EXERCISE AIM
Filter the records for lines holding the string "JSON".

EXCERPTED RECORDS
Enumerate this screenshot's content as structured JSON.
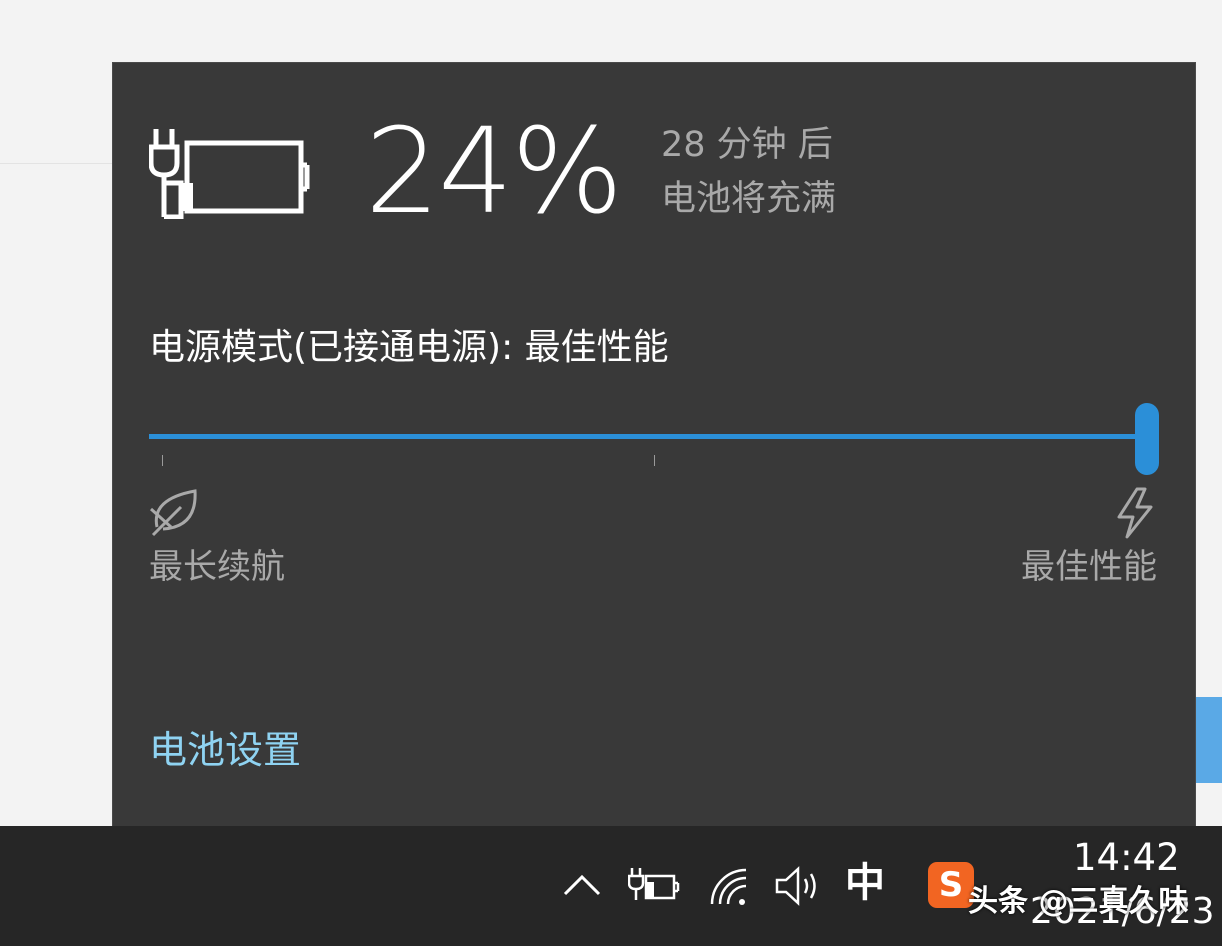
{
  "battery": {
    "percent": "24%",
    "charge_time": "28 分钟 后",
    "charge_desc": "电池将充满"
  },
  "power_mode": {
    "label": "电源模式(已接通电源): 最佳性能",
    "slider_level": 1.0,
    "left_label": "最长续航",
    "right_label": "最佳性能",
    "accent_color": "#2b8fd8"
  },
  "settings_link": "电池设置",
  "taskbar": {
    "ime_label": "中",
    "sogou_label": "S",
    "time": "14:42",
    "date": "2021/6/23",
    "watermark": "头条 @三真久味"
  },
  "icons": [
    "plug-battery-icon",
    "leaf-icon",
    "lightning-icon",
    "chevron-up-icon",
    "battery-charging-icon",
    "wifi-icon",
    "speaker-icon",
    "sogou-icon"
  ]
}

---

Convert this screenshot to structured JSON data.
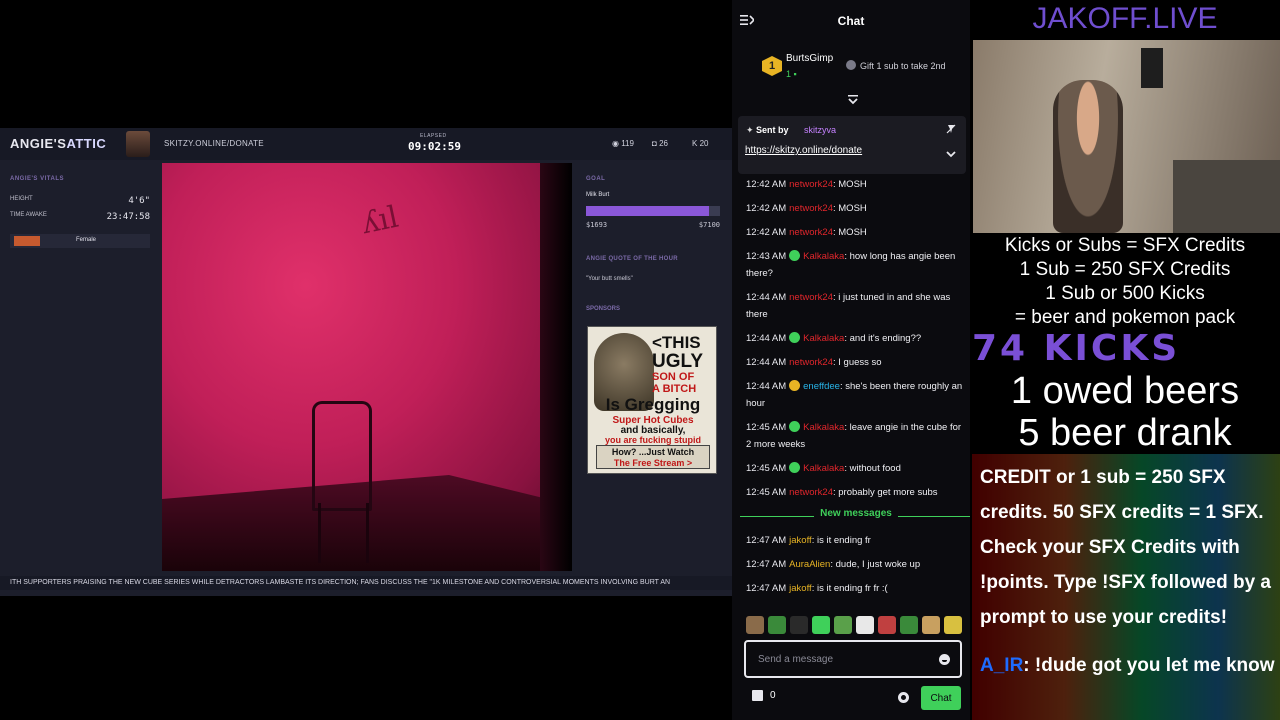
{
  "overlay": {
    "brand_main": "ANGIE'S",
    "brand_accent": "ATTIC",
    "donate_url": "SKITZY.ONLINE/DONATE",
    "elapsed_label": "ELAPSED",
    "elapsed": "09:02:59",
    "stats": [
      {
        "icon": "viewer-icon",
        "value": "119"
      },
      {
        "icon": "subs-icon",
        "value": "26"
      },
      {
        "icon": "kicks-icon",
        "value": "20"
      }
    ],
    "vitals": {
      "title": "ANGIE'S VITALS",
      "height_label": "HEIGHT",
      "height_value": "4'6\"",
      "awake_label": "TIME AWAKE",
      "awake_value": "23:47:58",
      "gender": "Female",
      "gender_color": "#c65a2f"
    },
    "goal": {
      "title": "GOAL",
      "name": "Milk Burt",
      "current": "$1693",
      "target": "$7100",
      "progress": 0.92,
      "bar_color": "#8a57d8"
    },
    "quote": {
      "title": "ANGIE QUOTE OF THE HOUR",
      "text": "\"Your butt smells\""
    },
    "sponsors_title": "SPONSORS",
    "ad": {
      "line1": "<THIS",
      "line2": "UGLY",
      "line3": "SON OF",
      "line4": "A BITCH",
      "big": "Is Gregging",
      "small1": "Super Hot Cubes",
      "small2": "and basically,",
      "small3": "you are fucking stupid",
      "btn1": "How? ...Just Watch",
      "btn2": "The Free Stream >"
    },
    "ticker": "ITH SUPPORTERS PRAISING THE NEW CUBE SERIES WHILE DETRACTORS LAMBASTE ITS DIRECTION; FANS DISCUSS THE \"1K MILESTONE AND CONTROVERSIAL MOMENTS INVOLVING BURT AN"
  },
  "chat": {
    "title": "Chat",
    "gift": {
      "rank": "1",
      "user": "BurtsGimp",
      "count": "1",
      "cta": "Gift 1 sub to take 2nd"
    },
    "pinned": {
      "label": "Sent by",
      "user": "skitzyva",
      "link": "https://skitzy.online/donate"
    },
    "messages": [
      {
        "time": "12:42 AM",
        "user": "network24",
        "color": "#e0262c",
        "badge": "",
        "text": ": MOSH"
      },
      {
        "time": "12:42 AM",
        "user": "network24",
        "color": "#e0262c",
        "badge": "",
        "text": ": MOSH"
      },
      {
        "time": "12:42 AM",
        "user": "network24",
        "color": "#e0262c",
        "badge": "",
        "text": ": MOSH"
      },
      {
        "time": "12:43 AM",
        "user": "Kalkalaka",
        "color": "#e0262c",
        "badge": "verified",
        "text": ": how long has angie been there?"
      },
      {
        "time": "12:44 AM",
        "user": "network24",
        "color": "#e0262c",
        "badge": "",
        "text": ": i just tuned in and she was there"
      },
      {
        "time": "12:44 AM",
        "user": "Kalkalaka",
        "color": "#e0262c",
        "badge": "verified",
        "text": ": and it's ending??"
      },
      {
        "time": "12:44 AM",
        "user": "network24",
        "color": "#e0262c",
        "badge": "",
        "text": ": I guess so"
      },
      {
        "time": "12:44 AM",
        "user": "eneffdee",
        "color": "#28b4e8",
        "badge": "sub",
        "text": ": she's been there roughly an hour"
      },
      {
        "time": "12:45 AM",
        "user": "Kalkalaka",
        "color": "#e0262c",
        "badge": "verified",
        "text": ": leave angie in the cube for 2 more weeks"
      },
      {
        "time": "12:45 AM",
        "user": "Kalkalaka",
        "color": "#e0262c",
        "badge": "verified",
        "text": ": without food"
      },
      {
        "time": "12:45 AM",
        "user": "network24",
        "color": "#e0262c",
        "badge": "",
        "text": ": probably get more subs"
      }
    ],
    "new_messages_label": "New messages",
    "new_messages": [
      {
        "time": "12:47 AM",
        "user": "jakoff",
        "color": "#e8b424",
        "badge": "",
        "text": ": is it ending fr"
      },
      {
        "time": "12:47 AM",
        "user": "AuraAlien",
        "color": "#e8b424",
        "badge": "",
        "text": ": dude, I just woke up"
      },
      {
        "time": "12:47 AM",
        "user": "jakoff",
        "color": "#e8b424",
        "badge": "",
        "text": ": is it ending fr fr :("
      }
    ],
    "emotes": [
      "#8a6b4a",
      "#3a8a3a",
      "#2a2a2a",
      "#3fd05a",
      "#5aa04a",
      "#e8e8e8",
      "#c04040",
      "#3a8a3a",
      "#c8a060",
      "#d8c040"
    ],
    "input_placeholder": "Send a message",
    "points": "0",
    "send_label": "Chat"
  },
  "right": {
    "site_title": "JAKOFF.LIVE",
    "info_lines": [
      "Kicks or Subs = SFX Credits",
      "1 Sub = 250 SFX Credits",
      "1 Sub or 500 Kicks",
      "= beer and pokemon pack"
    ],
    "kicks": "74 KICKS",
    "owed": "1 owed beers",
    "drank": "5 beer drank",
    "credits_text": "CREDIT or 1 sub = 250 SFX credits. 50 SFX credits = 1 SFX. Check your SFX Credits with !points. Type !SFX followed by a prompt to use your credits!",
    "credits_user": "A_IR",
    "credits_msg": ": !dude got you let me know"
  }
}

PROBLEM SOLUTION
Enumerate this screenshot's content as structured JSON.
Convert this screenshot to structured JSON data.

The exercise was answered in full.